A number of offences set out in the regulations are not directly related to housing, such as fraud, sexual assault, misuse of drugs, theft and stalking. To result in a banning order such an offence must be committed:[7]

  • against or in collusion with their tenant or licensee (or member of their household) or at (or in relation to) the property let out, and
  • at a time when the offender was a landlord or property agent of that property, and
  • by an offender who was sentenced in the Crown Court

Application for a banning order

An application for a banning order can be made to the First-tier Tribunal (Property Chamber) after a landlord has been convicted of a banning order offence.

Only a local authority can make an application and it is up to the authority to decide whether to apply or not.[8]

Government non-binding guidance on banning orders sets out factors a local authority might want to consider in deciding whether to apply for a banning order and, if so, the length of the order it will apply for.[9]

The local authority must first serve a notice on the landlord or agent stating:

  • why it is applying for a banning order
  • the length of order it will apply for
  • that they have at least 28 days to make representations in their defence

The notice must be served within six months of the conviction for the banning order offence

After considering any representations the authority must apply to a First-tier Tribunal.

How a banning order is made

Only the First-tier Tribunal can decide whether to grant an order and if so, how long it should last.

In making its decisions, the Tribunal must consider:[10]

  • the seriousness of the banning order offence
  • any previous convictions for that offence
  • whether the landlord or agent is, or was, on the rogue landlord database
  • the effect of the order on the landlord, agent or anyone else who may be affected by the order (for example, a tenant)

A banning order may specify exceptions, and the legislation sets out two examples:[11]

  • where there are existing tenancies and the landlord does not have the power to bring them to an immediate end
  • to allow letting agents to wind down current business

The guidance does not add information as to exceptions should be made or how existing tenants are protected.

Revocation and variation of a banning order

A landlord or agent can apply to the First-tier Tribunal (Property Chamber) to revoke or vary the banning order.[12]

Sanctions for breaching a banning order

Where a landlord or agent breaches a banning order:[13]

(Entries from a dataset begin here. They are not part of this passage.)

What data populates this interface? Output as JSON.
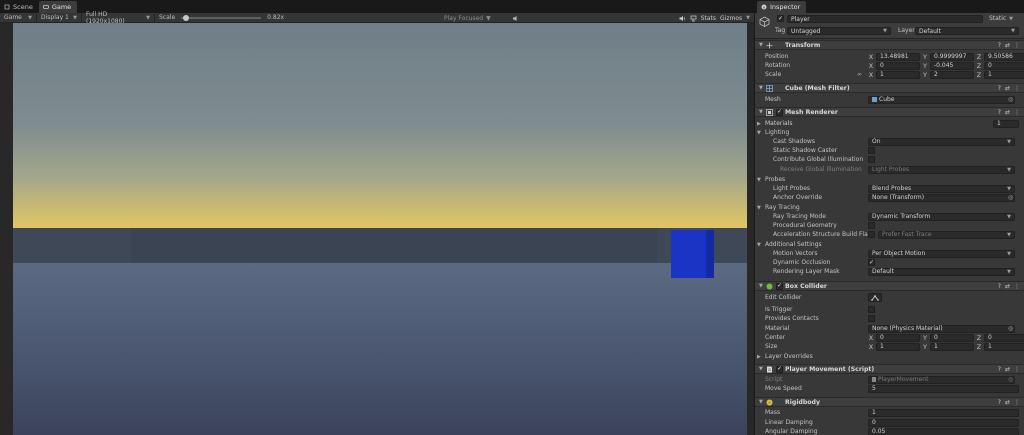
{
  "left_tabs": [
    {
      "label": "Scene",
      "icon": "scene-icon"
    },
    {
      "label": "Game",
      "icon": "game-icon"
    }
  ],
  "game_toolbar": {
    "mode": "Game",
    "display": "Display 1",
    "resolution": "Full HD (1920x1080)",
    "scale_label": "Scale",
    "scale_value": "0.82x",
    "scale_fraction": 0.02,
    "play_focused": "Play Focused",
    "stats": "Stats",
    "gizmos": "Gizmos"
  },
  "inspector": {
    "tab_label": "Inspector",
    "object_name": "Player",
    "static_label": "Static",
    "tag_label": "Tag",
    "tag_value": "Untagged",
    "layer_label": "Layer",
    "layer_value": "Default",
    "transform": {
      "title": "Transform",
      "position_label": "Position",
      "position": {
        "x": "13.48981",
        "y": "0.9999997",
        "z": "9.50586"
      },
      "rotation_label": "Rotation",
      "rotation": {
        "x": "0",
        "y": "-0.045",
        "z": "0"
      },
      "scale_label": "Scale",
      "scale": {
        "x": "1",
        "y": "2",
        "z": "1"
      }
    },
    "mesh_filter": {
      "title": "Cube (Mesh Filter)",
      "mesh_label": "Mesh",
      "mesh_value": "Cube"
    },
    "mesh_renderer": {
      "title": "Mesh Renderer",
      "materials_label": "Materials",
      "materials_count": "1",
      "lighting_label": "Lighting",
      "cast_shadows_label": "Cast Shadows",
      "cast_shadows_value": "On",
      "static_shadow_label": "Static Shadow Caster",
      "contribute_gi_label": "Contribute Global Illumination",
      "receive_gi_label": "Receive Global Illumination",
      "receive_gi_value": "Light Probes",
      "probes_label": "Probes",
      "light_probes_label": "Light Probes",
      "light_probes_value": "Blend Probes",
      "anchor_override_label": "Anchor Override",
      "anchor_override_value": "None (Transform)",
      "ray_tracing_label": "Ray Tracing",
      "ray_tracing_mode_label": "Ray Tracing Mode",
      "ray_tracing_mode_value": "Dynamic Transform",
      "procedural_geometry_label": "Procedural Geometry",
      "accel_label": "Acceleration Structure Build Flags",
      "accel_value": "Prefer Fast Trace",
      "additional_label": "Additional Settings",
      "motion_vectors_label": "Motion Vectors",
      "motion_vectors_value": "Per Object Motion",
      "dynamic_occlusion_label": "Dynamic Occlusion",
      "rendering_layer_label": "Rendering Layer Mask",
      "rendering_layer_value": "Default"
    },
    "box_collider": {
      "title": "Box Collider",
      "edit_collider_label": "Edit Collider",
      "is_trigger_label": "Is Trigger",
      "provides_contacts_label": "Provides Contacts",
      "material_label": "Material",
      "material_value": "None (Physics Material)",
      "center_label": "Center",
      "center": {
        "x": "0",
        "y": "0",
        "z": "0"
      },
      "size_label": "Size",
      "size": {
        "x": "1",
        "y": "1",
        "z": "1"
      },
      "layer_overrides_label": "Layer Overrides"
    },
    "player_movement": {
      "title": "Player Movement (Script)",
      "script_label": "Script",
      "script_value": "PlayerMovement",
      "move_speed_label": "Move Speed",
      "move_speed_value": "5"
    },
    "rigidbody": {
      "title": "Rigidbody",
      "mass_label": "Mass",
      "mass_value": "1",
      "linear_damping_label": "Linear Damping",
      "linear_damping_value": "0",
      "angular_damping_label": "Angular Damping",
      "angular_damping_value": "0.05"
    }
  },
  "axes": {
    "x": "X",
    "y": "Y",
    "z": "Z"
  },
  "colors": {
    "cube": "#1c34c6",
    "horizon": "#e2c564",
    "accent_blue": "#3a79d9"
  }
}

  • they can be prosecuted by the local authority (using its powers under section 222 Local Government Act 1972) or the police. If convicted they can be imprisoned and/or fined
  • the local authority can impose a civil penalty of up to £30,000 as an alternative to prosecution
  • the local authority can apply for a management order, in respect of a HMO, in order to protect the health, safety or welfare of residents

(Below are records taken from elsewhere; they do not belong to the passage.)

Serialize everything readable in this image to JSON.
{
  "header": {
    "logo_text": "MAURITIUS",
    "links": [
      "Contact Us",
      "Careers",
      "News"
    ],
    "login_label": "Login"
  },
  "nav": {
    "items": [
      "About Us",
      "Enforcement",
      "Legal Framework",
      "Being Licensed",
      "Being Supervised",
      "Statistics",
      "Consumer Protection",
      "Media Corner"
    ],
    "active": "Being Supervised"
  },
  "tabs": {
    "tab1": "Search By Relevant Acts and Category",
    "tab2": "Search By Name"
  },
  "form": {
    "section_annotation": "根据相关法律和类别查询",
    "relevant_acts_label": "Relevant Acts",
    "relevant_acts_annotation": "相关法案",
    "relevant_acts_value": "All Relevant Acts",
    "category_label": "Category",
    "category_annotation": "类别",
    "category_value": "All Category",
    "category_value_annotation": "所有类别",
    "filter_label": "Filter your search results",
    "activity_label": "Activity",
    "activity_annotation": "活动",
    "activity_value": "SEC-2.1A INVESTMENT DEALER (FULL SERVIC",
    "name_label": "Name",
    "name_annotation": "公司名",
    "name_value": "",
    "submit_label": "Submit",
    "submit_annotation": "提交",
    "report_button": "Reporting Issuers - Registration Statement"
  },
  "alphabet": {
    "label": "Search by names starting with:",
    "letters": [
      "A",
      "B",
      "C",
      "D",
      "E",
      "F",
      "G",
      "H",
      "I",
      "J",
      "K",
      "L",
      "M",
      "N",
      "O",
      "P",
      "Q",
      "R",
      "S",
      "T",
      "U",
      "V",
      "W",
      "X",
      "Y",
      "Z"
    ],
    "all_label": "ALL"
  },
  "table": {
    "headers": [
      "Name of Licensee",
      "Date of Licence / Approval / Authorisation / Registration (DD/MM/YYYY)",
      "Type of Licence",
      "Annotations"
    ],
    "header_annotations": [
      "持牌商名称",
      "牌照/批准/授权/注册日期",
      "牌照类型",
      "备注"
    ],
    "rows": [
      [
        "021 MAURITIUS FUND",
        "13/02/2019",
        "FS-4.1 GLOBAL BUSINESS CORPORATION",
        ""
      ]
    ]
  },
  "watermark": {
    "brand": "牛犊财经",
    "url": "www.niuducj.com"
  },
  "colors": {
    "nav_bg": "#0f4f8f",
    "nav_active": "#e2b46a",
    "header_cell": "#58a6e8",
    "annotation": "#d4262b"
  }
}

In addition, a local authority or a tenant (or licensee of the landlord) can apply to a First-tier Tribunal for a rent repayment order where a landlord has breached a banning order.[14]

A tenant who is granted a tenancy by a landlord who is a subject to a banning order has a legal tenancy.[15] To terminate the tenancy a landlord must follow the lawful procedure for ending the type of tenancy granted.

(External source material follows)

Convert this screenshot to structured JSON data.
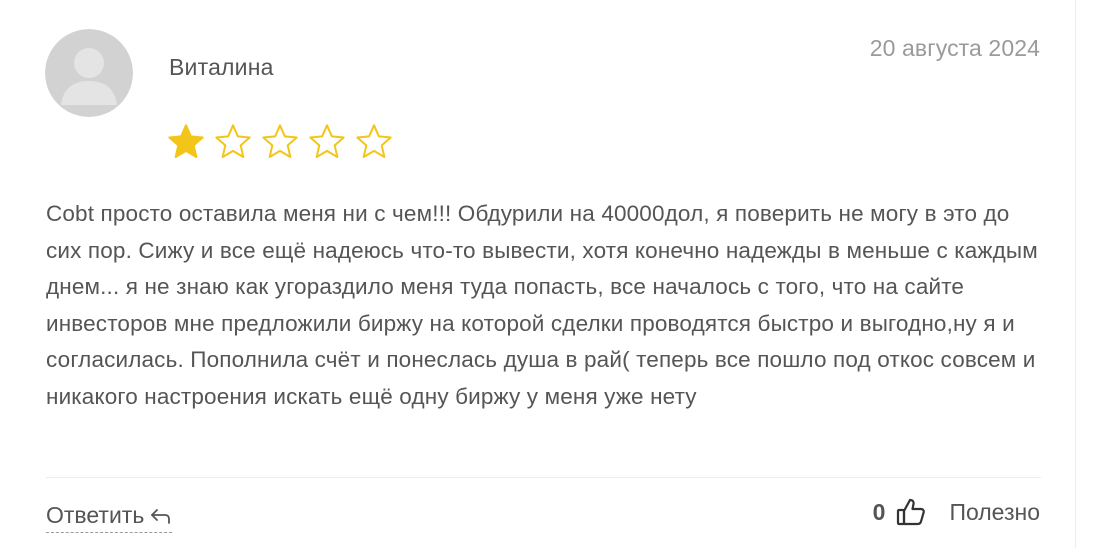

[1] Housing and Planning Act 2016 (Banning Order Offences) Regulations 2018 SI 2018/216.

[2] s.14 Housing and Planning Act 2016.

[3] s.25 and Sch.2  Housing and Planning Act 2016.

[4] s.17 Housing and Planning Act 2016.

[5] s.16 Housing and Planning Act 2016.

[6] reg 3 and Sch Housing and Planning Act 2016 (Banning Order Offences) Regulations 2018 SI 2018/216.

[7] reg 3(c) and items 7 to 14 Sch. Housing and Planning Act 2016 (Banning Order Offences) Regulations 2018 SI 2018/216.

[8] s.15 Housing and Planning Act 2016.

[9] Banning Order Offences under the Housing and Planning Act 2016: Guidance for local housing authorities, MHCLG, April 2018.

[10] s.16 Housing and Planning Act 2016; see for example the First-tier Tribunal decision in 43 Dudmaston, Telford, Shropshire TF3 2DF: BIR/00GF/HSH/2019/0001.

[11] s.17(4) Housing and Planning Act 2016.

[12] s.20 Housing and Planning Act 2016.

[13] ss.21 to 23, s.26 and Sch. 3 Housing and Planning Act 2016.

[14] s.40(3) Housing and Planning Act 2016.

[15] s.24 Housing and Planning Act 2016.

Back to top